If you’ve never tried honey walnut shrimp before, it’s like the perfect balance of sweet, savory, crunchy, creaminess.
The Origins of Honey Walnut Shrimp
For our video, we got a lot of questions about the origins of honey walnut shrimp. It’s interesting because it doesn’t taste like old school Chinese cuisine, and also, just like General Tso’s Chicken, it’s extremely popular in the West yet fairly unheard of in the East.
I couldn’t find anything definitive on the exact origins, but most likely, the dish was first invented in Hong Kong, and made its way to the US in the 80s and 90s.
Interestingly, none of my younger friends in Hong Kong have even heard of this dish. BUT, digging deeper, when we asked the older generations of Hong Kong, they had tons of memories and experiences eating it.

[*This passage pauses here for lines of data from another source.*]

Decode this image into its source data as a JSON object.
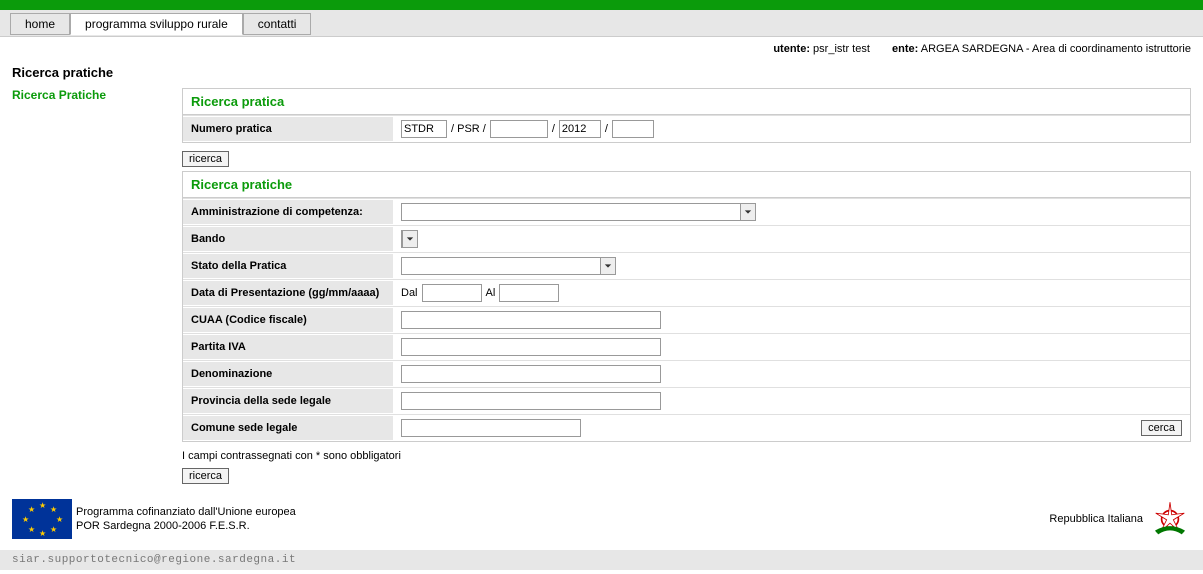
{
  "nav": {
    "home": "home",
    "psr": "programma sviluppo rurale",
    "contatti": "contatti"
  },
  "user": {
    "utente_label": "utente:",
    "utente_value": "psr_istr test",
    "ente_label": "ente:",
    "ente_value": "ARGEA SARDEGNA - Area di coordinamento istruttorie"
  },
  "page_title": "Ricerca pratiche",
  "sidebar": {
    "ricerca_pratiche": "Ricerca Pratiche"
  },
  "panel1": {
    "title": "Ricerca pratica",
    "numero_label": "Numero pratica",
    "seg0": "STDR",
    "sep1": "/ PSR /",
    "seg2": "",
    "sep2": "/",
    "seg3": "2012",
    "sep3": "/",
    "seg4": ""
  },
  "btn_ricerca": "ricerca",
  "panel2": {
    "title": "Ricerca pratiche",
    "amministrazione": "Amministrazione di competenza:",
    "bando": "Bando",
    "stato": "Stato della Pratica",
    "data_pres": "Data di Presentazione (gg/mm/aaaa)",
    "dal": "Dal",
    "al": "Al",
    "cuaa": "CUAA (Codice fiscale)",
    "piva": "Partita IVA",
    "denominazione": "Denominazione",
    "provincia": "Provincia della sede legale",
    "comune": "Comune sede legale",
    "cerca": "cerca"
  },
  "note": "I campi contrassegnati con * sono obbligatori",
  "btn_ricerca2": "ricerca",
  "footer": {
    "line1": "Programma cofinanziato dall'Unione europea",
    "line2": "POR Sardegna 2000-2006 F.E.S.R.",
    "rep": "Repubblica Italiana"
  },
  "contact_email": "siar.supportotecnico@regione.sardegna.it"
}
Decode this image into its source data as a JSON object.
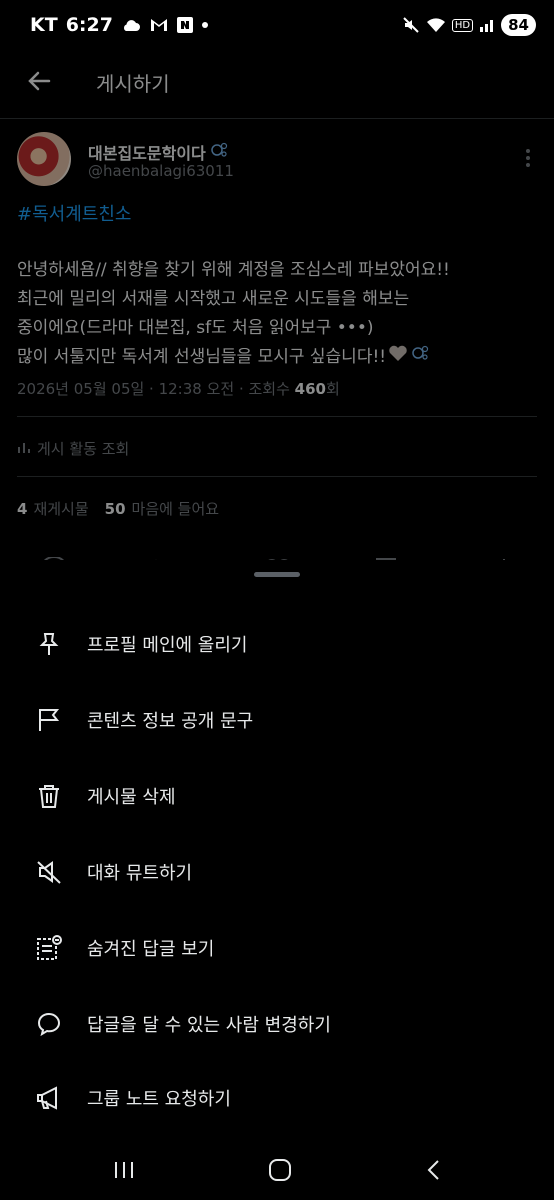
{
  "status_bar": {
    "carrier": "KT",
    "time": "6:27",
    "battery": "84",
    "network_badge": "HD"
  },
  "header": {
    "title": "게시하기"
  },
  "post": {
    "display_name": "대본집도문학이다",
    "handle": "@haenbalagi63011",
    "hashtag": "#독서계트친소",
    "lines": [
      "안녕하세욤// 취향을 찾기 위해 계정을 조심스레 파보았어요!!",
      "최근에 밀리의 서재를 시작했고 새로운 시도들을 해보는",
      "중이에요(드라마 대본집, sf도 처음 읽어보구 •••)",
      "많이 서툴지만 독서계 선생님들을 모시구 싶습니다!!"
    ],
    "timestamp": "2026년 05월 05일 · 12:38 오전 · 조회수 ",
    "views": "460",
    "views_suffix": "회",
    "activity_label": "게시 활동 조회",
    "reposts_count": "4",
    "reposts_label": "재게시물",
    "likes_count": "50",
    "likes_label": "마음에 들어요"
  },
  "menu": {
    "items": [
      {
        "icon": "pin-icon",
        "label": "프로필 메인에 올리기"
      },
      {
        "icon": "flag-icon",
        "label": "콘텐츠 정보 공개 문구"
      },
      {
        "icon": "trash-icon",
        "label": "게시물 삭제"
      },
      {
        "icon": "mute-icon",
        "label": "대화 뮤트하기"
      },
      {
        "icon": "hidden-replies-icon",
        "label": "숨겨진 답글 보기"
      },
      {
        "icon": "speech-bubble-icon",
        "label": "답글을 달 수 있는 사람 변경하기"
      },
      {
        "icon": "megaphone-icon",
        "label": "그룹 노트 요청하기"
      }
    ]
  },
  "colors": {
    "background": "#000000",
    "accent": "#1d9bf0",
    "secondary_text": "#71767b"
  }
}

By one anecdote from my friend’s mom, growing up in Hong Kong in the 60s and 70s, she went to banquets all the time. Both walnuts and prawns were considered expensive and celebratory, but the walnut prawn dish was a more affordable seafood banquet item compared to dishes like abalone or steamed grouper.
Fast forward to today, at least in the US, it’s extremely popular as both a Chinese banquet and takeout dish. It’s one of those rare recipes that’s guaranteed to wow your friends but is also extremely easy to make.
Chinese Symbolism of Walnuts & Shrimp
As with many other Chinese dishes and ingredients, shrimp and walnuts both carry positive omens when served at big events and holidays.
The Cantonese word for "shrimp (虾 hā)" resembles the words for "laughing out loud (哈哈笑 hā hā siu)", so it's a symbol of having a lively time filled with laughter.
Similarly, the Cantonese word for "walnut (合桃 hahp tòuh)" is composed in part by the word "together (合 hahp)", so it's related to the phrase, "百年好合 baak nìhn hóu hahp". This is a common wish for newlyweds to have 100 great years of marriage.
Check out a quick story summary of our recipe!